Can Moving to the Cloud Be Your Disaster Recovery Solution?
There are lots of reasons to think about moving to the cloud. Reducing the complexity of disaster recovery is one of them.
Cloud Reduces The Risk of Disaster and the Effort to Recover
Of all the routine tasks the IT department takes care of, disaster recovery planning is one of the hardest to justify. There’s a lot of time, effort, and money invested in equipment that you hope will never be used. Cloud reduces the risk of a disaster occurring and makes the response to it easier and cheaper.
To start, clouds have built-in high availability. You don’t need a backup process to ensure you can restore the latest files due to an outage. (You will still need to ensure a backup and archiving process that preserves data for historical purposes or to allow you to restore older data when needed).
The cloud provider handles the routine maintenance and support needed to keep servers up to date with security patches. This means using the cloud significantly reduces the risk of having an outage in the first place.
Cloud also provides the ability to scale, which is a major problem in keeping your non-cloud disaster recovery process working: it takes considerable effort and money to grow a secondary site in synch with your primary production site. When your workloads are in the cloud, the resources you need are inherently there, without additional planning or expenditure.
Cloud Doesn’t Eliminate the Need for Disaster Recovery Planning
Although cloud reduces the risk of outages, it doesn’t eliminate them; the major cloud providers have had their own widespread outages affecting customers. This risk can be mitigated by building additional instances in the cloud, whether using multiple geographical regions supported by one cloud provider or setting up cloud environments with multiple cloud providers.
Once you’ve got multiple clouds, you’re back to needing to define how you’ll handle a disaster that takes one of them out of service. You may need to figure out how you’ll direct traffic to a functioning site to avoid a site that’s down, and how you’ll synchronize data and resume normal operations once sites come back up.
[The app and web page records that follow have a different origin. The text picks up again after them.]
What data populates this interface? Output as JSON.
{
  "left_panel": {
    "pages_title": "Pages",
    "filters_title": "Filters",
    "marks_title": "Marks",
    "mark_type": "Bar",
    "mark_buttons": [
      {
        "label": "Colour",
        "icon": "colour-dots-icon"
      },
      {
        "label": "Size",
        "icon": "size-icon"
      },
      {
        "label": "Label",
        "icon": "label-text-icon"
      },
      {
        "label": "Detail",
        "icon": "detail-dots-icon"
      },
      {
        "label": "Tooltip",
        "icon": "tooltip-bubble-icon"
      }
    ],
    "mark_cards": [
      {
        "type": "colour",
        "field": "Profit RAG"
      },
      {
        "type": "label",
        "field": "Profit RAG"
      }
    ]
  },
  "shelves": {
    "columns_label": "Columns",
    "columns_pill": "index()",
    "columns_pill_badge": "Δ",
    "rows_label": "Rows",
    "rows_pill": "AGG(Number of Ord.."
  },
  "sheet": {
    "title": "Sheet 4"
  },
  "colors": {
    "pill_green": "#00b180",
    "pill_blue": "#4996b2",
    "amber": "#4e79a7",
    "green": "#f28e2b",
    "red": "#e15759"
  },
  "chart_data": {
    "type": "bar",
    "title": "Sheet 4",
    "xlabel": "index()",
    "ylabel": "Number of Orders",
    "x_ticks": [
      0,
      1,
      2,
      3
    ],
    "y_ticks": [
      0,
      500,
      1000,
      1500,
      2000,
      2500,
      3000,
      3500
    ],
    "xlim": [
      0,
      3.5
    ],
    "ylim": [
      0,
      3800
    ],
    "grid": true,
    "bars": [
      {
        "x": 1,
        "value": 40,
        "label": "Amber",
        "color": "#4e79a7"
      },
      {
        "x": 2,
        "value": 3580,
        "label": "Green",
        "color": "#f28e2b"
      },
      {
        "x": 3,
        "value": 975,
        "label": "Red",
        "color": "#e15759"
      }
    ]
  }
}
Whether you’ve got one cloud and one cloud provider or multiples of both, you need to know how well the provider can defend against cyberattacks that can bring you down. It’s important to understand the service level agreements your cloud providers guarantee to understand what risk your plan needs to handle. At a minimum they should commit to deliver the same reliability you would demand from your internal IT team.
Regardless of your provider’s technical capability, you need to investigate their financial stability and that they won’t suddenly close up shop.
How has cloud affected your disaster recovery planning? Contact Prescient Solutions to ensure your disaster recovery plans are appropriate for your cloud-based infrastructure. We’ve provided IT consulting services and managed services to businesses in Chicago and Schaumburg for 20 years.